Additionally, an International Monetary Fund (IMF) report from January 2019 estimated that Indonesia needs to spend an additional 5.6% of GDP (approximately US$57 billion) in order to achieve the SDGs by 2030. The IMF suggested Indonesia increase taxes in order to raise this revenue. However, Indonesia could also raise some of these needed funds by cracking down on trade misinvoicing and capturing some of this much needed revenue that is regularly being lost. Additionally, by regaining this amount of lost revenue annually for the next 10 years, Indonesia could raise more than the US$57 billion the IMF says is necessary to achieve its SDGs by 2030.

Global Financial Integrity’s Policy Recommendations to Indonesia

Domestically, Indonesia should:

  • Crack Down on Corruption at Borders – The World Economic Forum’s Global Enabling Trade Report from 2016 stated that one of the main issues plaguing Indonesia’s trade misinvoicing policing is the systemic corruption at its borders. Irregular payment procedures and bribery within customs procedures leads to greater complexity and inefficiencies. GFI recommends that Indonesia streamline procedures and improve oversight and transparency within its customs administration. 
  • Increase Customs ResourcesGFI recommends Indonesia streamline its customs procedures and improve oversight by scaling up resources and increasing transparency. One way to do this would be by adopting GFI’s online risk-assessment tool, GFTrade. GFTrade allows for real-time price comparisons of goods by drawing upon reported price data over the past twelve months. Using GFTrade, customs officials can flag invoices with unusually high or low prices for further investigation. Adopting GFTrade would aid Indonesia in maximizing its domestic tax revenue for development and other spending. 

 Internationally, Indonesia should:

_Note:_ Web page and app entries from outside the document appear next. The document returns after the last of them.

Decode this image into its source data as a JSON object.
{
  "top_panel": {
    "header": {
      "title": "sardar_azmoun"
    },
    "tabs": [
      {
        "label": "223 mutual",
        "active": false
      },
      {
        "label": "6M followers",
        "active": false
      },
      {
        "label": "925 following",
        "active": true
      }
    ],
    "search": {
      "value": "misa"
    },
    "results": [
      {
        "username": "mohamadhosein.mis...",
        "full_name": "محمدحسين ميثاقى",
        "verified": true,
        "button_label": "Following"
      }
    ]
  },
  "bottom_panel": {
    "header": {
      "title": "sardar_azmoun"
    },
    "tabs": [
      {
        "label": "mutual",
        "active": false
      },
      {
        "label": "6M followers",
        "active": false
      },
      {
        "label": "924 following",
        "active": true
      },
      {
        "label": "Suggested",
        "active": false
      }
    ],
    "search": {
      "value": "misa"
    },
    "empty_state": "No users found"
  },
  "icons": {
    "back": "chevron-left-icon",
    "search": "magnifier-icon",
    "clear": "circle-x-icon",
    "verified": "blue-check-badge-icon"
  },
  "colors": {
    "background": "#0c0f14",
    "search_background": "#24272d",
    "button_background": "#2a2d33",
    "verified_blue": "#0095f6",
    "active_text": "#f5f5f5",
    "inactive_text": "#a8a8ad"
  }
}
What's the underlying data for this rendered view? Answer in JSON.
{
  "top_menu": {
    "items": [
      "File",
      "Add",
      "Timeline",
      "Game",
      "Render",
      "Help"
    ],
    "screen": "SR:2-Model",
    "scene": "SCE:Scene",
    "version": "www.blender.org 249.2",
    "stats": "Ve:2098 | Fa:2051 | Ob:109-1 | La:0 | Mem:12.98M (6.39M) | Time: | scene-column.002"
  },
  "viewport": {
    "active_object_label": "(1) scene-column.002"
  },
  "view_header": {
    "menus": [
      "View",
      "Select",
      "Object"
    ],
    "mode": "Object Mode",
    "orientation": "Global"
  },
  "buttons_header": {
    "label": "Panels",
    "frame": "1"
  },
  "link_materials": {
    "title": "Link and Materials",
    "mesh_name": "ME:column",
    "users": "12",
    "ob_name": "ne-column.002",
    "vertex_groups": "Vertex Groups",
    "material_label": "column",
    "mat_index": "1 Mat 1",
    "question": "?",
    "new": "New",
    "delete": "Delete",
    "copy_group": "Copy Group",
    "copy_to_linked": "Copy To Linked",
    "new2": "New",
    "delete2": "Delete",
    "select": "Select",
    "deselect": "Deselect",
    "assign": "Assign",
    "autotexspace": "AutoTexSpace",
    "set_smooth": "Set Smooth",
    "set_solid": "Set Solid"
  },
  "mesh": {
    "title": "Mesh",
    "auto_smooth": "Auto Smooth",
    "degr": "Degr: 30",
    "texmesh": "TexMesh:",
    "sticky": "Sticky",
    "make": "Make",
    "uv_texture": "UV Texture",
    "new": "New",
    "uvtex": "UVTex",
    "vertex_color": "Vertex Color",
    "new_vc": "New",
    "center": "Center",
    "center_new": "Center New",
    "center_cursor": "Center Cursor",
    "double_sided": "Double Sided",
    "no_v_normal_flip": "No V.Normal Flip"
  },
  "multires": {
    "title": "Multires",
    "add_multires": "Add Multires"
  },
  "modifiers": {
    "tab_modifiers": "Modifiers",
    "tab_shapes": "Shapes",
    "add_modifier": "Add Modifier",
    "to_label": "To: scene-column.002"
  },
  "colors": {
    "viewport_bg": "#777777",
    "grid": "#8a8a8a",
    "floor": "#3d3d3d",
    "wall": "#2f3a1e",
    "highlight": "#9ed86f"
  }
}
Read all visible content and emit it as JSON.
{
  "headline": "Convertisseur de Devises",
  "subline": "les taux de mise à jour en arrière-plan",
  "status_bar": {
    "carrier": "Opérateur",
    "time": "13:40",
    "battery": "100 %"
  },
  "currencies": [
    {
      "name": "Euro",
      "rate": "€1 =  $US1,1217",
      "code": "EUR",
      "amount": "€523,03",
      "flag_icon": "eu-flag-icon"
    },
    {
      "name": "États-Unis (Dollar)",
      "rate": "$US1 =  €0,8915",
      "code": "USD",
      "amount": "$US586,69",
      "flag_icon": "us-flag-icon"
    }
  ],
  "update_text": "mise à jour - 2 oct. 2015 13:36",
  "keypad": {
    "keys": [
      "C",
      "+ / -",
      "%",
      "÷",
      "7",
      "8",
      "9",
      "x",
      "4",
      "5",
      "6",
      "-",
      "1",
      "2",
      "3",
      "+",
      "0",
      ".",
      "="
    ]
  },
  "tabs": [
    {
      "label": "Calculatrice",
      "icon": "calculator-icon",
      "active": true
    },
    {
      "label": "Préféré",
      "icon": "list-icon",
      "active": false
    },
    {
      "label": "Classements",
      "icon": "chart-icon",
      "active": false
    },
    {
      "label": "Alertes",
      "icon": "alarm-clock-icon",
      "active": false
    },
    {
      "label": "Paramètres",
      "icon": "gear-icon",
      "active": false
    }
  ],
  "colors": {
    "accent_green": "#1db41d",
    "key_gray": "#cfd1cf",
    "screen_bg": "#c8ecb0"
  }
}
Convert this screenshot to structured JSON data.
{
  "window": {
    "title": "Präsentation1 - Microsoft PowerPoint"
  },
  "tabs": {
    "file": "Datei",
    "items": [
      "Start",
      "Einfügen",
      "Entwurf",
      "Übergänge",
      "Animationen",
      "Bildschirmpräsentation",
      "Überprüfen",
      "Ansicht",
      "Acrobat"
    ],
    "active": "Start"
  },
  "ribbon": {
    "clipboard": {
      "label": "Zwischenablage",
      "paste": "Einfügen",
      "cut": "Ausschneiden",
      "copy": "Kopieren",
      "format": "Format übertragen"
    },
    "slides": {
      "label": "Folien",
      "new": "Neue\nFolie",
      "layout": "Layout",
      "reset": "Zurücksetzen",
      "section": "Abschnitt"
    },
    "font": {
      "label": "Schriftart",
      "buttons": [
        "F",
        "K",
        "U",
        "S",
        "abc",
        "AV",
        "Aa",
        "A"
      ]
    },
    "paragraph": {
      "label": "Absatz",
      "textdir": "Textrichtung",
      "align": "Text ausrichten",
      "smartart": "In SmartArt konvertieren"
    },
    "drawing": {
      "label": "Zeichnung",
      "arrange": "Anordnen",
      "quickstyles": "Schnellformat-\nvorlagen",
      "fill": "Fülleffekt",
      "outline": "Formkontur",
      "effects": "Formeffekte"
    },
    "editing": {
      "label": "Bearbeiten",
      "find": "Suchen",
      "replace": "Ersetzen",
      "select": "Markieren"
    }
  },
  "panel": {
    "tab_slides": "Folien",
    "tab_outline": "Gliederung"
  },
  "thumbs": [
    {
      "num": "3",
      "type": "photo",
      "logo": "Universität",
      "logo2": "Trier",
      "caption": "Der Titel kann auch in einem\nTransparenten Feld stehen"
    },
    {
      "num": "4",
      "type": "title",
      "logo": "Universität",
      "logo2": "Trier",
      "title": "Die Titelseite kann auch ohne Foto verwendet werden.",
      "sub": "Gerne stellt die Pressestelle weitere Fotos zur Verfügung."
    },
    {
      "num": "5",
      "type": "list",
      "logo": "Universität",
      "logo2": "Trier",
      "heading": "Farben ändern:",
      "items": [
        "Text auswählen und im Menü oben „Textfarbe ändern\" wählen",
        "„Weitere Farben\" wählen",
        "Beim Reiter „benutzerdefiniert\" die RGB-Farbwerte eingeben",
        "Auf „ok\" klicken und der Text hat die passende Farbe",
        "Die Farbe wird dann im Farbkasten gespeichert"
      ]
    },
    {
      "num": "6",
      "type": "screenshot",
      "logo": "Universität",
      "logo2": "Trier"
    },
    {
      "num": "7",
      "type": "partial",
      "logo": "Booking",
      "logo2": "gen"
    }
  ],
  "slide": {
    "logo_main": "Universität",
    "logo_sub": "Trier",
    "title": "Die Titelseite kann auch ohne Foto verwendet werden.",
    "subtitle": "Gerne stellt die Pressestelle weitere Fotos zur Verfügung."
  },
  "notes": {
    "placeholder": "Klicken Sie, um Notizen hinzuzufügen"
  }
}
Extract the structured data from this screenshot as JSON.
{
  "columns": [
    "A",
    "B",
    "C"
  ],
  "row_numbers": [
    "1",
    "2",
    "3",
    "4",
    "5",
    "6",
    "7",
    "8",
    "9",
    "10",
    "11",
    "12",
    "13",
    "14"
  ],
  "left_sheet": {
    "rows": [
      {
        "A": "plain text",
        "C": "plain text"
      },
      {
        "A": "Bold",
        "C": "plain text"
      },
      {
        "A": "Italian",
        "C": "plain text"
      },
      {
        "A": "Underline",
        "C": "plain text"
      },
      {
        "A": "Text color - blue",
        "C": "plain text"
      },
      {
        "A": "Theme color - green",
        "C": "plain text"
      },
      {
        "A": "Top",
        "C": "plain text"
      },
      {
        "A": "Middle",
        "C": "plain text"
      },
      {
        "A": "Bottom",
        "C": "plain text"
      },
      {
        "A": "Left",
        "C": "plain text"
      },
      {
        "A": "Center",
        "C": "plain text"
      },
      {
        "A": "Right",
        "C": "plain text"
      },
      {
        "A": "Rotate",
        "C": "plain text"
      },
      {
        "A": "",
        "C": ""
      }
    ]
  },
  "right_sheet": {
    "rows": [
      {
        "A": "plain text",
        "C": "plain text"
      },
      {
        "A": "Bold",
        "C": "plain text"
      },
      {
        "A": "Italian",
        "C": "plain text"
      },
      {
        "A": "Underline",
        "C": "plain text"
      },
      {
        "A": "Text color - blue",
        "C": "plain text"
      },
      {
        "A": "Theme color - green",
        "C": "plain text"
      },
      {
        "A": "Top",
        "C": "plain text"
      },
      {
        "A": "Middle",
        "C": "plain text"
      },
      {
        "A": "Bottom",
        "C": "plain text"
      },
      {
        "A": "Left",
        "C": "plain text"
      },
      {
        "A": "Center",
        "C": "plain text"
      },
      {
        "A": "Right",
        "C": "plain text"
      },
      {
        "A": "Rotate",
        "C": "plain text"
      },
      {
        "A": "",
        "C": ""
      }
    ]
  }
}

  • Beneficial Ownership – Indonesia already has beneficial ownership legislation in place. GFI recommends Indonesia make its beneficial ownership legislation part of its customs law and encourage all governments to establish public registries of beneficial ownership information on all legal entities. 
  • Anti-Money Laundering – GFI recommends Indonesia encourage other governments to adopt and implement all of the Financial Action Task Force’s (FATF) anti-money laundering recommendations and strongly enforce laws that are already in place.
  • Country-by-Country Reporting – In December 2017, Indonesia implemented country-by-country reporting. GFI recommends Indonesia encourage other governments to require multinational companies to publicly disclose their revenues, profits, losses, sales paid, subsidiaries and staff levels on a country-by-country basis. 
  • Tax Information Exchange – In September 2018, Indonesia adopted automatic exchange of information (AEOI) for tax information with partner countries. GFI recommends Indonesia encourage all governments to move towards AEOI, as endorsed by the Organisation for Economic Co-operation and Development (OECD) and the G20.
  • Addis Tax Initiative – GFI recommends Indonesia encourage all governments that have not yet signed on to consider signing on to support the Addis Tax Initiative, which will further advance the development agenda by curbing illicit financial flows.
Read the full report here.

Ben Iorio is an Economics student at the University of Michigan and a GFI Summer 2019 Intern.